Antelope Valley bridges still not repaired
Four Antelope Valley bridges that are cracking and spalling still have not been repaired by the city since the damage was reported in January. But soon they will be.
Kris Humphrey, the public works employee who has overseen the Antelope Valley Project in recent years, said the city recently received approval from the state Department of Roads to issue contractors a “notice to proceed” with repair work, which is expected to cost between $250,000 and $270,000. (Talk about bureaucracy, huh?) Those notices went out Friday and then the city will work with contractors “to develop the specific schedule for the repairs,” Humphrey said.

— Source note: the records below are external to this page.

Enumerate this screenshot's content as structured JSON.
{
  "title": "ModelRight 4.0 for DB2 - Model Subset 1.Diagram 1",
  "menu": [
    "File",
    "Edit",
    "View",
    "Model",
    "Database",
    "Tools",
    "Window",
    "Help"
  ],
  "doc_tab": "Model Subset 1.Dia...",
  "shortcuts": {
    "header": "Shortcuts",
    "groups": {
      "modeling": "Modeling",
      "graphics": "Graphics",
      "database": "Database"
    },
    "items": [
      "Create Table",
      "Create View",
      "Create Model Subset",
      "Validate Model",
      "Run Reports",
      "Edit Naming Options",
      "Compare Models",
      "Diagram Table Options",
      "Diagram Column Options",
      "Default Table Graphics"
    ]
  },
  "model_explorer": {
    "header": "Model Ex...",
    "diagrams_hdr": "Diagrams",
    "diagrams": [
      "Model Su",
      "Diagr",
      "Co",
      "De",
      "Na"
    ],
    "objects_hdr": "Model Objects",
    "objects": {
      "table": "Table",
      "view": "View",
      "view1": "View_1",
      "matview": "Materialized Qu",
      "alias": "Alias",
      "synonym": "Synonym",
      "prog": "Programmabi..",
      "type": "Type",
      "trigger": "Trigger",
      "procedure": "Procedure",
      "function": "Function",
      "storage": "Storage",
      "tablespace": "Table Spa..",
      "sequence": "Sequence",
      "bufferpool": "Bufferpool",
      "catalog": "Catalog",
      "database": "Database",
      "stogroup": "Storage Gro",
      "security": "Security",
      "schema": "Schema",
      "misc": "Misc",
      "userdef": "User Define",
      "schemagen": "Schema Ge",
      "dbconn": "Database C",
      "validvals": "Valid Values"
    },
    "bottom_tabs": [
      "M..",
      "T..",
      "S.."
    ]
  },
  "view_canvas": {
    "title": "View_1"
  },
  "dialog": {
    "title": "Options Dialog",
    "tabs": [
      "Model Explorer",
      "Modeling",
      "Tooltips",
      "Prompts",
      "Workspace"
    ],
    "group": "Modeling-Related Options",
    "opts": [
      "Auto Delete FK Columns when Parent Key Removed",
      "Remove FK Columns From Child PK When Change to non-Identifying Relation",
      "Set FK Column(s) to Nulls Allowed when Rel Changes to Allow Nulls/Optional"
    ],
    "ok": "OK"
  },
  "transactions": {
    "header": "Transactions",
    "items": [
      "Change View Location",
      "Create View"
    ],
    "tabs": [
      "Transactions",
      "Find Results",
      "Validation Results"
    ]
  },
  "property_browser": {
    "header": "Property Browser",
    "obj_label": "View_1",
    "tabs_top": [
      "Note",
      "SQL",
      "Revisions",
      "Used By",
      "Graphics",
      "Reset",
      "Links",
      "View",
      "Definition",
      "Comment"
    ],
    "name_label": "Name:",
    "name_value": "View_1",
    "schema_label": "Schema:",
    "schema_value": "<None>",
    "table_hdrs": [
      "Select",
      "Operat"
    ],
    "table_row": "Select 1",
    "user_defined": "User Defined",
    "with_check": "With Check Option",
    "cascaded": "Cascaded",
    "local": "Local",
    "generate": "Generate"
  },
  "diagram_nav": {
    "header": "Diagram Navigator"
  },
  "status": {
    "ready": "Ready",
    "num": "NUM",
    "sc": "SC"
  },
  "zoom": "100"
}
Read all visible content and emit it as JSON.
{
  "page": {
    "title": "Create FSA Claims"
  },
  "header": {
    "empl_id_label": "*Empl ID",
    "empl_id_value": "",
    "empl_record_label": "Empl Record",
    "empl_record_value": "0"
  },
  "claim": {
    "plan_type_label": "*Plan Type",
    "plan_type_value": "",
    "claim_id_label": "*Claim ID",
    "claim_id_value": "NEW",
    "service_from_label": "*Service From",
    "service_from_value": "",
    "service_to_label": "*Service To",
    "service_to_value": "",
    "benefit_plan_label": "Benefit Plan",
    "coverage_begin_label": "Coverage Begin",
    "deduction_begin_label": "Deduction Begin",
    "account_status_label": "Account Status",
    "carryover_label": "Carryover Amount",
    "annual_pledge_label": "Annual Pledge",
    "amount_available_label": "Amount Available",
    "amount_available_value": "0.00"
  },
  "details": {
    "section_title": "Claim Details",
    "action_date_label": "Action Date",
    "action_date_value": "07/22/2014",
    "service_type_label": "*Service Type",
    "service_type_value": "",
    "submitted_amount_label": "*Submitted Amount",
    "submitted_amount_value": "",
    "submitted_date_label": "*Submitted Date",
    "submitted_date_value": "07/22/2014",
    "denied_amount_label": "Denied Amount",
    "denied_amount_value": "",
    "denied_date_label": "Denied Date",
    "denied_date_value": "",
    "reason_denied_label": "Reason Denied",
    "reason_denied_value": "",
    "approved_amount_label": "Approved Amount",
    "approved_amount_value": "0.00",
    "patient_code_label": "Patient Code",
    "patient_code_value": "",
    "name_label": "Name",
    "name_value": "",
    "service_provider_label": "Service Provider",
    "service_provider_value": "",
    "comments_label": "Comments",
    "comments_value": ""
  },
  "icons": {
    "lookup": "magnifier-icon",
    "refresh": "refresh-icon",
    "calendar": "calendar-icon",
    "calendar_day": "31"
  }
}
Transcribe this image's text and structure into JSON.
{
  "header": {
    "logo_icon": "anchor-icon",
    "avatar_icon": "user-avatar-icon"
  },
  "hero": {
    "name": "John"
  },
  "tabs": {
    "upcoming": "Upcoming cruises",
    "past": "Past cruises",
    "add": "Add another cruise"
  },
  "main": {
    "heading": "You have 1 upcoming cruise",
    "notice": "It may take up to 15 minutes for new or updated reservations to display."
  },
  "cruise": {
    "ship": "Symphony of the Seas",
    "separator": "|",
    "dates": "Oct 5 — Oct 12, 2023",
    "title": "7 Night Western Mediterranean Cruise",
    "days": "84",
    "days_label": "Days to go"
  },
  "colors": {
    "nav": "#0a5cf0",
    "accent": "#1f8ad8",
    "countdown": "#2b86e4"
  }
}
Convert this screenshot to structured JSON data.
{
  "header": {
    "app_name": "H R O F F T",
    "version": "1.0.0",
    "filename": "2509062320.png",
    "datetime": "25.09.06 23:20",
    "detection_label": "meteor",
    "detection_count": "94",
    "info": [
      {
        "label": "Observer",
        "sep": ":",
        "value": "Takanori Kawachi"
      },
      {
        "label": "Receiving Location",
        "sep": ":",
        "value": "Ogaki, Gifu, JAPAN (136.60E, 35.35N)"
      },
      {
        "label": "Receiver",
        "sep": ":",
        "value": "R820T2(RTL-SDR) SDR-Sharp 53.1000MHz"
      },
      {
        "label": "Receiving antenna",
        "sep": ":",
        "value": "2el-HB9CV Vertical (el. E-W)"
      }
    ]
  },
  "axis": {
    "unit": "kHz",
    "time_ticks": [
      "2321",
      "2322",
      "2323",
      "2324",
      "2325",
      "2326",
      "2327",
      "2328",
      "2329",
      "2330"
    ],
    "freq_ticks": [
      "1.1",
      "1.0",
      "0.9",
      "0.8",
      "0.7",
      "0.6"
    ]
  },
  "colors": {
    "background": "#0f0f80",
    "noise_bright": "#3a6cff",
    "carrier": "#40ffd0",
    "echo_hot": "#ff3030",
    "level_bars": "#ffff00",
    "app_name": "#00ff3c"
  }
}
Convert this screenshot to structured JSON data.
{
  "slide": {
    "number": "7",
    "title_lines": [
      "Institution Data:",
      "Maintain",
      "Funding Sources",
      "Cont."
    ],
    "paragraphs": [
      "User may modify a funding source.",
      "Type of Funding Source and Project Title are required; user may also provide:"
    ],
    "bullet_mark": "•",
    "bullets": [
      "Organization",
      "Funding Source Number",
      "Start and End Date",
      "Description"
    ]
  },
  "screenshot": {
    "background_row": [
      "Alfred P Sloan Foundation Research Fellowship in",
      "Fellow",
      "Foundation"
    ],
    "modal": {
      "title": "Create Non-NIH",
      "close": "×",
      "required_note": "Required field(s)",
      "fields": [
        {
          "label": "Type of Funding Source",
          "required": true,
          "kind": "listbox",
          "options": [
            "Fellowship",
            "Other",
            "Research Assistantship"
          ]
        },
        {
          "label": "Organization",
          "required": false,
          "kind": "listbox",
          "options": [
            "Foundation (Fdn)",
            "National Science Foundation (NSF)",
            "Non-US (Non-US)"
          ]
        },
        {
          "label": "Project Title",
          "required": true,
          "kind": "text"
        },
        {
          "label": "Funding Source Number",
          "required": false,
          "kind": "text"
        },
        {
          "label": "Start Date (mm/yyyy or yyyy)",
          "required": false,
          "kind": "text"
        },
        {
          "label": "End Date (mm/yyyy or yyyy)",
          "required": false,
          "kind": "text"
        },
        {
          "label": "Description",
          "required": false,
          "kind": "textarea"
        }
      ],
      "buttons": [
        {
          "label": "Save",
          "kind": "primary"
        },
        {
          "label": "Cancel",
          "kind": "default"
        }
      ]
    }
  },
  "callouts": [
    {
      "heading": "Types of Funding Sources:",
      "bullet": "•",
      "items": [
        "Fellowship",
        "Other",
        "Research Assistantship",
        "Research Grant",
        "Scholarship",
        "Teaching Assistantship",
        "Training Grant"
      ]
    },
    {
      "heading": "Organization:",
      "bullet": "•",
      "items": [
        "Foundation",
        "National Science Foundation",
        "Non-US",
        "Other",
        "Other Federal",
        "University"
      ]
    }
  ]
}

The Antelope Valley bridges spanning O, P, Q and N streets have evidence of spalling — concrete cracking and falling away — even though the oldest of them just opened in July 2007. The $246 million Antelope Valley Project was designed to control flooding, revitalize older neighborhoods and improve transportation in the heart of Lincoln, along Antelope Creek. The project includes six miles of roads, two miles of creek channel improvements, 12 street bridges, three rail bridges and three pedestrian bridges.
But this year the already-over-budget Antelope Valley Project was tarnished when the city had to close its bike trails after a piece of concrete fell from the O Street bridge. The trails were later reopened.
And now, eight months later, it’s still not clear who’s responsible. When asked who will pay for the repairs, Humphrey said, “we are still under discussion and our intention is to do all in our power to ensure that the contractors and consultants responsible pay for the cost of repairing the bridges.”
It’s not easy to determine, since the bridges were designed, built and inspected by a myriad of consultants and subconsultants. As Humphrey said, “There is not a clear cut division of responsibility between the consultant and contractor.”
Hawkins Construction Co. was the primary contractor on two of the bridges and United Contractors, Inc. and Park Construction were the prime contractors on the other two bridges.
The company in charge of both design and engineering for all of the bridges was Parsons Brinckerhoff of New York — one of the world’s largest transportation engineering companies. PB’s design subcontractors were engineering firm Olsson Associates, Erickson Sullivan (which did aesthetics like lights) and HWS Consulting. PB’s construction subcontractors were Olsson Associates, The Schemmer Associates and HWS.